When you ask atheists and many agnostics what they believe in, the most common answer is “science.” There is nothing higher than science for an atheist and many agnostics because the natural world is all there is. So, people turning to worship the Earth, the Environment or Nature is almost inevitable in a secular world devoid of Judeo-Christian principles and values.
The Sacred Scriptures takes an entirely different view. We read; “In the beginning God created the Heavens and the Earth“. This contains the most radical idea concerning creation in the ancient world. It stated, for the first time in history, that God created nature and is not Himself part of nature. The Book of Genesis also relates that God tells human beings to, “Be fruitful and increase in number; fill the earth and subdue it.”

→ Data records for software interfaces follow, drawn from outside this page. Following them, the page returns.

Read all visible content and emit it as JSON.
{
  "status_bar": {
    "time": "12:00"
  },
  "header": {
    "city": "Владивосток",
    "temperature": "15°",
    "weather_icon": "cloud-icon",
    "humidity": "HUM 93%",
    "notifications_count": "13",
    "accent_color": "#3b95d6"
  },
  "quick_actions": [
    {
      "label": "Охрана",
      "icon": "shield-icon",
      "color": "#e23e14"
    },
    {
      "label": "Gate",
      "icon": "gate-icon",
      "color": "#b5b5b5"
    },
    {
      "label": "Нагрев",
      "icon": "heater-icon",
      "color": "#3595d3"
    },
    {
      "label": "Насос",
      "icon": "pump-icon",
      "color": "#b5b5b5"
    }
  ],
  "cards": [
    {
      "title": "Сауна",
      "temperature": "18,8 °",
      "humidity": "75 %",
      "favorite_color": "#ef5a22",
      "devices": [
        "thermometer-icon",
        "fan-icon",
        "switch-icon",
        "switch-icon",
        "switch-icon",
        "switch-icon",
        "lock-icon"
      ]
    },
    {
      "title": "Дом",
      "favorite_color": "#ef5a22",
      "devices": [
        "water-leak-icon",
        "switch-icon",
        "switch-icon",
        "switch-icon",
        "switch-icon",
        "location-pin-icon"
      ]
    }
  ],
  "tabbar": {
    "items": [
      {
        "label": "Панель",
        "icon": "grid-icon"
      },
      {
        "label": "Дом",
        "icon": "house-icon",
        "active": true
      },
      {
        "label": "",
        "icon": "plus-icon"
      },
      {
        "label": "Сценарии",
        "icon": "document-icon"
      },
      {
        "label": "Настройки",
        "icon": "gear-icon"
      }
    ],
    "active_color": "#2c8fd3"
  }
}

Both instructions infuriate Earth-worshippers. They strongly oppose fruitfulness and urge people to have no more than one child, so as to have a minimal human impact on Mother Earth. But the second part concerning ruling over nature is what really angers them. Hopefully, the Corona Virus will awaken in young people, who have been taught by foolish nature-worshipping teachers and raised by idiotic nature-worshipping parents, the foolishness of worshipping nature rather than subduing it.
Nature, it turns out, is not necessarily our friend, and certainly not a God. The Original Sin of Adam changed the relationship between the human race and nature. If it were up to nature, we’d all be dead: Animals would eat us; weather would freeze us to death; disease would wipe out many of us. If we don’t subdue nature, nature will subdue us. It’s that simple.
Nature is beautiful and awe-inspiring, but it is also brutal and merciless. “Nature, red in tooth and claw,” says Alfred Tennyson, as he aptly describes nature as a world of strife and conflict and violence. Nature follows no moral rules and shows no compassion. The basic law of all biological life is “survival of the fittest,” while the basic Judeo-Christian Law is the opposite: the survival of the weakest with the help of the fittest. Nature wants the weakest eaten by the strongest.
Hospitals are as anti-natural an entity as it gets. Only human beings make hospitals. We do so, not by worshipping nature but by subduing it. If the Coronavirus destroys the foolish worship of nature and leads more people, especially the young, to a new respect for the Judeo-Christian worldview, it might be one of the silver linings in this catastrophe.
Edited by Fr. Tom Huff from an article by Dennis Prager